Segment Start: Input material

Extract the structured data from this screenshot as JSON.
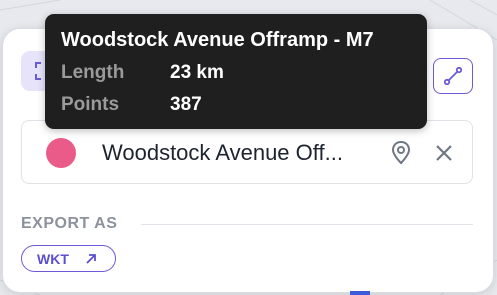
{
  "tooltip": {
    "title": "Woodstock Avenue Offramp - M7",
    "length_label": "Length",
    "length_value": "23 km",
    "points_label": "Points",
    "points_value": "387"
  },
  "location": {
    "name": "Woodstock Avenue Off...",
    "color": "#ea5b8a"
  },
  "export": {
    "label": "EXPORT AS",
    "wkt_label": "WKT"
  },
  "colors": {
    "accent": "#6b5bd6",
    "tooltip_bg": "#1f1f1f",
    "panel_bg": "#ffffff"
  }
}
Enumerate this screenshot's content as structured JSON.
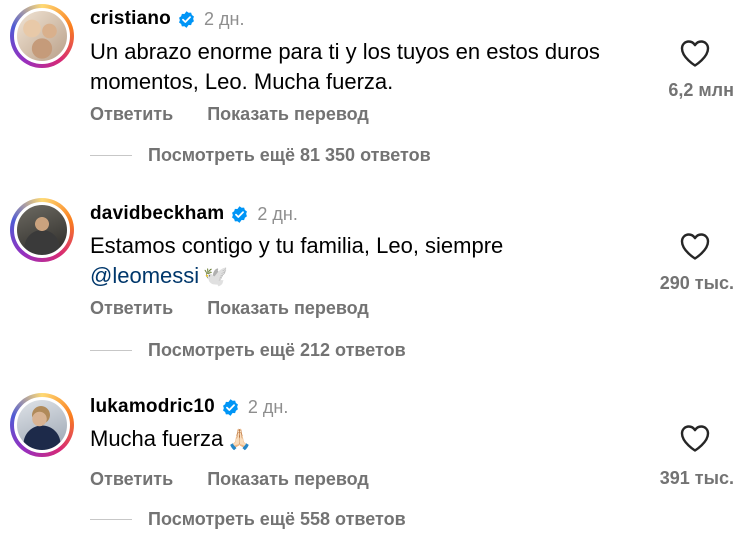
{
  "comments": [
    {
      "username": "cristiano",
      "time": "2 дн.",
      "text": "Un abrazo enorme para ti y los tuyos en estos duros momentos, Leo. Mucha fuerza.",
      "mention": "",
      "emoji": "",
      "reply_label": "Ответить",
      "translate_label": "Показать перевод",
      "likes": "6,2 млн",
      "view_replies": "Посмотреть ещё 81 350 ответов"
    },
    {
      "username": "davidbeckham",
      "time": "2 дн.",
      "text": "Estamos contigo y tu familia, Leo, siempre",
      "mention": "@leomessi",
      "emoji": "🕊️",
      "reply_label": "Ответить",
      "translate_label": "Показать перевод",
      "likes": "290 тыс.",
      "view_replies": "Посмотреть ещё 212 ответов"
    },
    {
      "username": "lukamodric10",
      "time": "2 дн.",
      "text": "Mucha fuerza",
      "mention": "",
      "emoji": "🙏🏻",
      "reply_label": "Ответить",
      "translate_label": "Показать перевод",
      "likes": "391 тыс.",
      "view_replies": "Посмотреть ещё 558 ответов"
    }
  ],
  "icons": {
    "verified": "verified-badge-icon",
    "like": "heart-outline-icon"
  },
  "colors": {
    "verified": "#0095f6",
    "mention": "#00376b",
    "secondary_text": "#737373"
  }
}
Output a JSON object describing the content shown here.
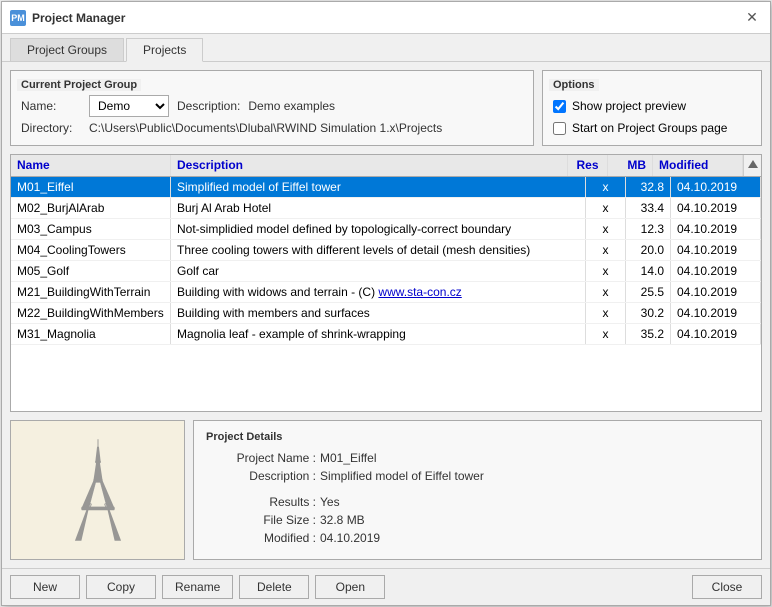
{
  "window": {
    "title": "Project Manager",
    "close_label": "✕",
    "icon": "PM"
  },
  "tabs": [
    {
      "id": "project-groups",
      "label": "Project Groups"
    },
    {
      "id": "projects",
      "label": "Projects"
    }
  ],
  "active_tab": "projects",
  "current_project_group": {
    "section_title": "Current Project Group",
    "name_label": "Name:",
    "name_value": "Demo",
    "description_label": "Description:",
    "description_value": "Demo examples",
    "directory_label": "Directory:",
    "directory_value": "C:\\Users\\Public\\Documents\\Dlubal\\RWIND Simulation 1.x\\Projects"
  },
  "options": {
    "section_title": "Options",
    "show_preview_label": "Show project preview",
    "show_preview_checked": true,
    "start_on_groups_label": "Start on Project Groups page",
    "start_on_groups_checked": false
  },
  "table": {
    "columns": [
      {
        "id": "name",
        "label": "Name"
      },
      {
        "id": "description",
        "label": "Description"
      },
      {
        "id": "res",
        "label": "Res"
      },
      {
        "id": "mb",
        "label": "MB"
      },
      {
        "id": "modified",
        "label": "Modified"
      }
    ],
    "rows": [
      {
        "name": "M01_Eiffel",
        "description": "Simplified model of Eiffel tower",
        "res": "x",
        "mb": "32.8",
        "modified": "04.10.2019",
        "selected": true
      },
      {
        "name": "M02_BurjAlArab",
        "description": "Burj Al Arab Hotel",
        "res": "x",
        "mb": "33.4",
        "modified": "04.10.2019",
        "selected": false
      },
      {
        "name": "M03_Campus",
        "description": "Not-simplidied model defined by topologically-correct boundary",
        "res": "x",
        "mb": "12.3",
        "modified": "04.10.2019",
        "selected": false
      },
      {
        "name": "M04_CoolingTowers",
        "description": "Three cooling towers with different levels of detail (mesh densities)",
        "res": "x",
        "mb": "20.0",
        "modified": "04.10.2019",
        "selected": false
      },
      {
        "name": "M05_Golf",
        "description": "Golf car",
        "res": "x",
        "mb": "14.0",
        "modified": "04.10.2019",
        "selected": false
      },
      {
        "name": "M21_BuildingWithTerrain",
        "description": "Building with widows and terrain - (C) www.sta-con.cz",
        "res": "x",
        "mb": "25.5",
        "modified": "04.10.2019",
        "selected": false
      },
      {
        "name": "M22_BuildingWithMembers",
        "description": "Building with members and surfaces",
        "res": "x",
        "mb": "30.2",
        "modified": "04.10.2019",
        "selected": false
      },
      {
        "name": "M31_Magnolia",
        "description": "Magnolia leaf - example of shrink-wrapping",
        "res": "x",
        "mb": "35.2",
        "modified": "04.10.2019",
        "selected": false
      }
    ]
  },
  "project_details": {
    "section_title": "Project Details",
    "project_name_label": "Project Name :",
    "project_name_value": "M01_Eiffel",
    "description_label": "Description :",
    "description_value": "Simplified model of Eiffel tower",
    "results_label": "Results :",
    "results_value": "Yes",
    "file_size_label": "File Size :",
    "file_size_value": "32.8 MB",
    "modified_label": "Modified :",
    "modified_value": "04.10.2019"
  },
  "buttons": {
    "new": "New",
    "copy": "Copy",
    "rename": "Rename",
    "delete": "Delete",
    "open": "Open",
    "close": "Close"
  }
}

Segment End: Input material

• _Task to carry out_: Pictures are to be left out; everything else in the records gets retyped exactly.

• _Result of this task_:
Extract the structured data from this screenshot as JSON.
{
  "tooltip": {
    "title": "Woodstock Avenue Offramp - M7",
    "length_label": "Length",
    "length_value": "23 km",
    "points_label": "Points",
    "points_value": "387"
  },
  "location": {
    "name": "Woodstock Avenue Off...",
    "color": "#ea5b8a"
  },
  "export": {
    "label": "EXPORT AS",
    "wkt_label": "WKT"
  },
  "colors": {
    "accent": "#6b5bd6",
    "tooltip_bg": "#1f1f1f",
    "panel_bg": "#ffffff"
  }
}
Enumerate this screenshot's content as structured JSON.
{
  "comments": [
    {
      "username": "cristiano",
      "time": "2 дн.",
      "text": "Un abrazo enorme para ti y los tuyos en estos duros momentos, Leo. Mucha fuerza.",
      "mention": "",
      "emoji": "",
      "reply_label": "Ответить",
      "translate_label": "Показать перевод",
      "likes": "6,2 млн",
      "view_replies": "Посмотреть ещё 81 350 ответов"
    },
    {
      "username": "davidbeckham",
      "time": "2 дн.",
      "text": "Estamos contigo y tu familia, Leo, siempre",
      "mention": "@leomessi",
      "emoji": "🕊️",
      "reply_label": "Ответить",
      "translate_label": "Показать перевод",
      "likes": "290 тыс.",
      "view_replies": "Посмотреть ещё 212 ответов"
    },
    {
      "username": "lukamodric10",
      "time": "2 дн.",
      "text": "Mucha fuerza",
      "mention": "",
      "emoji": "🙏🏻",
      "reply_label": "Ответить",
      "translate_label": "Показать перевод",
      "likes": "391 тыс.",
      "view_replies": "Посмотреть ещё 558 ответов"
    }
  ],
  "icons": {
    "verified": "verified-badge-icon",
    "like": "heart-outline-icon"
  },
  "colors": {
    "verified": "#0095f6",
    "mention": "#00376b",
    "secondary_text": "#737373"
  }
}
Output a JSON object describing the content shown here.
{
  "window": {
    "title": "Project Manager",
    "close_label": "✕",
    "icon": "PM"
  },
  "tabs": [
    {
      "id": "project-groups",
      "label": "Project Groups"
    },
    {
      "id": "projects",
      "label": "Projects"
    }
  ],
  "active_tab": "projects",
  "current_project_group": {
    "section_title": "Current Project Group",
    "name_label": "Name:",
    "name_value": "Demo",
    "description_label": "Description:",
    "description_value": "Demo examples",
    "directory_label": "Directory:",
    "directory_value": "C:\\Users\\Public\\Documents\\Dlubal\\RWIND Simulation 1.x\\Projects"
  },
  "options": {
    "section_title": "Options",
    "show_preview_label": "Show project preview",
    "show_preview_checked": true,
    "start_on_groups_label": "Start on Project Groups page",
    "start_on_groups_checked": false
  },
  "table": {
    "columns": [
      {
        "id": "name",
        "label": "Name"
      },
      {
        "id": "description",
        "label": "Description"
      },
      {
        "id": "res",
        "label": "Res"
      },
      {
        "id": "mb",
        "label": "MB"
      },
      {
        "id": "modified",
        "label": "Modified"
      }
    ],
    "rows": [
      {
        "name": "M01_Eiffel",
        "description": "Simplified model of Eiffel tower",
        "res": "x",
        "mb": "32.8",
        "modified": "04.10.2019",
        "selected": true
      },
      {
        "name": "M02_BurjAlArab",
        "description": "Burj Al Arab Hotel",
        "res": "x",
        "mb": "33.4",
        "modified": "04.10.2019",
        "selected": false
      },
      {
        "name": "M03_Campus",
        "description": "Not-simplidied model defined by topologically-correct boundary",
        "res": "x",
        "mb": "12.3",
        "modified": "04.10.2019",
        "selected": false
      },
      {
        "name": "M04_CoolingTowers",
        "description": "Three cooling towers with different levels of detail (mesh densities)",
        "res": "x",
        "mb": "20.0",
        "modified": "04.10.2019",
        "selected": false
      },
      {
        "name": "M05_Golf",
        "description": "Golf car",
        "res": "x",
        "mb": "14.0",
        "modified": "04.10.2019",
        "selected": false
      },
      {
        "name": "M21_BuildingWithTerrain",
        "description": "Building with widows and terrain - (C) www.sta-con.cz",
        "res": "x",
        "mb": "25.5",
        "modified": "04.10.2019",
        "selected": false
      },
      {
        "name": "M22_BuildingWithMembers",
        "description": "Building with members and surfaces",
        "res": "x",
        "mb": "30.2",
        "modified": "04.10.2019",
        "selected": false
      },
      {
        "name": "M31_Magnolia",
        "description": "Magnolia leaf - example of shrink-wrapping",
        "res": "x",
        "mb": "35.2",
        "modified": "04.10.2019",
        "selected": false
      }
    ]
  },
  "project_details": {
    "section_title": "Project Details",
    "project_name_label": "Project Name :",
    "project_name_value": "M01_Eiffel",
    "description_label": "Description :",
    "description_value": "Simplified model of Eiffel tower",
    "results_label": "Results :",
    "results_value": "Yes",
    "file_size_label": "File Size :",
    "file_size_value": "32.8 MB",
    "modified_label": "Modified :",
    "modified_value": "04.10.2019"
  },
  "buttons": {
    "new": "New",
    "copy": "Copy",
    "rename": "Rename",
    "delete": "Delete",
    "open": "Open",
    "close": "Close"
  }
}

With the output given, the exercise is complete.